“People of good will disagree about whether America should have gone to war in Iraq.”–Democratic-platform draft language
What to make of a political party that doesn’t officially have a position on the biggest policy question in our politics? The Democratic-platform language on Iraq is almost meaningless. People of good will disagree about most everything, up to and including abortion and child labor–yet the Democrats manage to have positions on those issues. Iraq war, yes or no? The Democrats answer with a definite maybe.
This campaign will witness a stark battle of dueling strategic viewpoints. President Bush’s radical new national-security doctrine is “preemption.” John Kerry’s is “cognitive dissonance.” The Massachusetts senator is a dovish-hawk or hawkish-dove depending on which set of feathers might suit his particular political circumstance at the moment, molting on command to avoid following any given statement to what might reasonably be considered its logical conclusion.
Kerry has suggested Iraq was not a war of necessity. But Kerry voted to authorize the war. So Kerry made it a practice as a senator to vote for wars of choice? Isn’t that irresponsibility worthy of a long, unflattering portrayal in Michael Moore’s next film? Kerry has said that Bush should have given diplomacy more time to work. So a war of choice is wrong if it is launched on March 19, 2003, but O.K. if it’s launched on June 19, 2003? A war of choice is fine if it is approved by France, even though it is Americans who will still do almost all the dying?
If Kerry wants to avoid the dishonor of voting for a war of choice, he has to admit that toppling Saddam Hussein was in some sense necessary. Indeed, Kerry said before the war that Saddam had to accept “rigorous inspections without negotiation or compromise” (he didn’t), or face “enforcement” (he did). John Edwards was even more forthright. Liberal critics have accused Bush of calling Iraq an “imminent” threat–in their minds, the ultimate in dishonest exaggeration–but that word never passed Bush’s lips. Edwards, in contrast, used it multiple times in reference to Iraq.

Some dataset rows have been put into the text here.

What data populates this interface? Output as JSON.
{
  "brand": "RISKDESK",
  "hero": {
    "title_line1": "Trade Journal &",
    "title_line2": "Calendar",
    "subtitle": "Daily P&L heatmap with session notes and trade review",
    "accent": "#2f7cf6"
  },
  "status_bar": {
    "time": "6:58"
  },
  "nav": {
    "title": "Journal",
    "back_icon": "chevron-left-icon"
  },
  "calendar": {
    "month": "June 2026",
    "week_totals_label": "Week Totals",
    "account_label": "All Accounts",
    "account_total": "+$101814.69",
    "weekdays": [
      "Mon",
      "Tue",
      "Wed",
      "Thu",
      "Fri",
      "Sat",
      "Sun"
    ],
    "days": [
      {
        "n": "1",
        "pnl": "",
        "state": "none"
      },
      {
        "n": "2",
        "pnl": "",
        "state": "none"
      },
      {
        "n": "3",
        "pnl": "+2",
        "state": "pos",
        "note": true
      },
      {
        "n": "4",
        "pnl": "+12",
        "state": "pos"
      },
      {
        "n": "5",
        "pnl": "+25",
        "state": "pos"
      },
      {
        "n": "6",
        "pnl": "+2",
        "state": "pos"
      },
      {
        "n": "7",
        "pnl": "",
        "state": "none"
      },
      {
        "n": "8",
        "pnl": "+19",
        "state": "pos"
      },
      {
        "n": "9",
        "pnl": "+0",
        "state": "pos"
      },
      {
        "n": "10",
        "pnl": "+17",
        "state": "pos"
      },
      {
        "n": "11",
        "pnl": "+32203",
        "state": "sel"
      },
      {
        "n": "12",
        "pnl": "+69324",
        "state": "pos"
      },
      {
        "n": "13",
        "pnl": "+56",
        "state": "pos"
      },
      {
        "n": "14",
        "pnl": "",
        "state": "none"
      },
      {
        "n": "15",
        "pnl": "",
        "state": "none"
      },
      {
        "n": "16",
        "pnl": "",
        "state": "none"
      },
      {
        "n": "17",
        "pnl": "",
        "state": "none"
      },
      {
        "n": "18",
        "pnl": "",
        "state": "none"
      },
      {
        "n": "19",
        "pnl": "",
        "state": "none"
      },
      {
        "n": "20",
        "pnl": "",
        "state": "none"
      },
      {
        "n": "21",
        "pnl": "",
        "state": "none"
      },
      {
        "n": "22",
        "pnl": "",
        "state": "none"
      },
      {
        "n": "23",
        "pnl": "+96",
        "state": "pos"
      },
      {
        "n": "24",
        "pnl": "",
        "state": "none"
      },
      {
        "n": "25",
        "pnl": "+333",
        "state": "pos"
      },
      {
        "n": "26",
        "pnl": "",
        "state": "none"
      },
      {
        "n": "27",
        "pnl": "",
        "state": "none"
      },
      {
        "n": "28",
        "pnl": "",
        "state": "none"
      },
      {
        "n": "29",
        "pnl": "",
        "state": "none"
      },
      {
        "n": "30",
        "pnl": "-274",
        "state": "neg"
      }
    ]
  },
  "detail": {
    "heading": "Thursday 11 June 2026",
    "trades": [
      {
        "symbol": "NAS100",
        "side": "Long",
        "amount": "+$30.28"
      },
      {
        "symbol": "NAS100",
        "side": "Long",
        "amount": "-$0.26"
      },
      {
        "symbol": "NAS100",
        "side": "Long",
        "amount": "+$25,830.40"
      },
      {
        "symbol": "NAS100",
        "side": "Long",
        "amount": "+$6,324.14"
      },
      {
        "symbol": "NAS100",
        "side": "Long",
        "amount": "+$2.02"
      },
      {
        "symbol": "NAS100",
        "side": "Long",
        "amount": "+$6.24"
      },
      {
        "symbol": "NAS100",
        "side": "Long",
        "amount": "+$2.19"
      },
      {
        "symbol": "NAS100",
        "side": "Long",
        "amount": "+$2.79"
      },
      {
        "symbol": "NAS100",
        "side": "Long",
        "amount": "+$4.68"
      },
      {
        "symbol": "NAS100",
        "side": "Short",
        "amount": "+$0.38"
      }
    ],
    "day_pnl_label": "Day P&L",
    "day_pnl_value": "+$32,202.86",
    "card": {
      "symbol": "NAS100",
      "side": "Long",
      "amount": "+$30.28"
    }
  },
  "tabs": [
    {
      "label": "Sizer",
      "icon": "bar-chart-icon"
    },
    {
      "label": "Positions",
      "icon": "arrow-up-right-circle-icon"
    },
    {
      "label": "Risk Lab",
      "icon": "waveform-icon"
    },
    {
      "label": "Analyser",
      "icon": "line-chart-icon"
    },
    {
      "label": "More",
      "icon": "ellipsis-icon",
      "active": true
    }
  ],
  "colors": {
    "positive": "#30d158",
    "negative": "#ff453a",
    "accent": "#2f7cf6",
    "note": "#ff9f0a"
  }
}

John “Imminent” Edwards now has forgotten his earlier alarmism. “When John Kerry is president of the United States,” he said the other day, “no young American will ever go to war needlessly because America has decided to go it alone.” How does a war against an “imminent” threat suddenly become “needless”? And again, why would Edwards, together with Kerry, vote to authorize such a “needless” war?
Ah, but you say, the country was “misled” by Bush about the threat from Iraq? This is the word Kerry uses about Bush’s pro-war advocacy. By that standard, he and his running mate, both of whom talked frighteningly about the threat from Saddam’s weapons of mass destruction, were also complicit in this misleading rush to war. Worse, Edwards sits on the Senate Intelligence Committee, doing oversight of an agency that through its incompetence or dastardliness was helping Bush (and Kerry and Edwards) mislead the country about Saddam.
Of course, our prewar intelligence proved flawed. But when you invade a country and occupy it, you necessarily will have much better intelligence than when it was occupied by a hostile dictator. To his credit, Kerry refuses to play the absurd retrospective game of saying whether he would have voted for Iraq or not given what we know now. But Kerry’s caution stems more from an unwillingness to stand up and be counted on Iraq yet again, than from an appreciation of the necessarily imperfect knowledge upon which policymakers base their decisions.
Kerry, after all, has to preserve his maneuverability. The Democrats’ platform language doesn’t have it quite right. It shouldn’t say that “people” of good will can disagree among themselves about Iraq, but that a “person” of good will can disagree with himself. That would reflect the Kerry position nicely.
–Rich Lowry is author of Legacy: Paying the Price for the Clinton Years.